- **Assignment**: The reply should hold every record, copied exactly.

- **Data to examine**:
^^^^^^^^^^^^^^^^
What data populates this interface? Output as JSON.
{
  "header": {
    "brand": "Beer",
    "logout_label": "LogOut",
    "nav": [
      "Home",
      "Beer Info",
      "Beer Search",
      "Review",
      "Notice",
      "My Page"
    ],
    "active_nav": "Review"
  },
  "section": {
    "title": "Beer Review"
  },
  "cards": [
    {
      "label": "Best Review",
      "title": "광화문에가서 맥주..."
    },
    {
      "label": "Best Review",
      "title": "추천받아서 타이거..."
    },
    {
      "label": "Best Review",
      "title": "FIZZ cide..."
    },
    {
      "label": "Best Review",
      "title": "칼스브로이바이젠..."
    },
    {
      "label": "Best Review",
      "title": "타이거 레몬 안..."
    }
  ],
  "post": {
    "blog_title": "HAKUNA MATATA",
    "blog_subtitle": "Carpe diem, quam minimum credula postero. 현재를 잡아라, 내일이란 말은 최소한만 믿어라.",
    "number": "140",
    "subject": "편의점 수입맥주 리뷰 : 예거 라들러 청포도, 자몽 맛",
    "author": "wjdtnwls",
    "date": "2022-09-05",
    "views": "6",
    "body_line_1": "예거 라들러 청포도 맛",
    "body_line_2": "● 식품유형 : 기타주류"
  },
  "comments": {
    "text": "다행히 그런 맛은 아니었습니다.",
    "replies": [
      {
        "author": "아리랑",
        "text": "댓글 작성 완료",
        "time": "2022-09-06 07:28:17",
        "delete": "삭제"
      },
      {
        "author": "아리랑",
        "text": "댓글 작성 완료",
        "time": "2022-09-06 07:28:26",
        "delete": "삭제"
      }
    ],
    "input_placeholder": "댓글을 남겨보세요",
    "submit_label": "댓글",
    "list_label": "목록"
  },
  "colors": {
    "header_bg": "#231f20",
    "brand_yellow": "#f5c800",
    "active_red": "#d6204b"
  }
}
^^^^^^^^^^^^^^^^
- **Solution to this task**:
What data populates this interface? Output as JSON.
{
  "header": {
    "brand": "Beer",
    "logout_label": "LogOut",
    "nav": [
      "Home",
      "Beer Info",
      "Beer Search",
      "Review",
      "Notice",
      "My Page"
    ],
    "active_nav": "Review"
  },
  "section": {
    "title": "Beer Review"
  },
  "cards": [
    {
      "label": "Best Review",
      "title": "광화문에가서 맥주..."
    },
    {
      "label": "Best Review",
      "title": "추천받아서 타이거..."
    },
    {
      "label": "Best Review",
      "title": "FIZZ cide..."
    },
    {
      "label": "Best Review",
      "title": "칼스브로이바이젠..."
    },
    {
      "label": "Best Review",
      "title": "타이거 레몬 안..."
    }
  ],
  "post": {
    "blog_title": "HAKUNA MATATA",
    "blog_subtitle": "Carpe diem, quam minimum credula postero. 현재를 잡아라, 내일이란 말은 최소한만 믿어라.",
    "number": "140",
    "subject": "편의점 수입맥주 리뷰 : 예거 라들러 청포도, 자몽 맛",
    "author": "wjdtnwls",
    "date": "2022-09-05",
    "views": "6",
    "body_line_1": "예거 라들러 청포도 맛",
    "body_line_2": "● 식품유형 : 기타주류"
  },
  "comments": {
    "text": "다행히 그런 맛은 아니었습니다.",
    "replies": [
      {
        "author": "아리랑",
        "text": "댓글 작성 완료",
        "time": "2022-09-06 07:28:17",
        "delete": "삭제"
      },
      {
        "author": "아리랑",
        "text": "댓글 작성 완료",
        "time": "2022-09-06 07:28:26",
        "delete": "삭제"
      }
    ],
    "input_placeholder": "댓글을 남겨보세요",
    "submit_label": "댓글",
    "list_label": "목록"
  },
  "colors": {
    "header_bg": "#231f20",
    "brand_yellow": "#f5c800",
    "active_red": "#d6204b"
  }
}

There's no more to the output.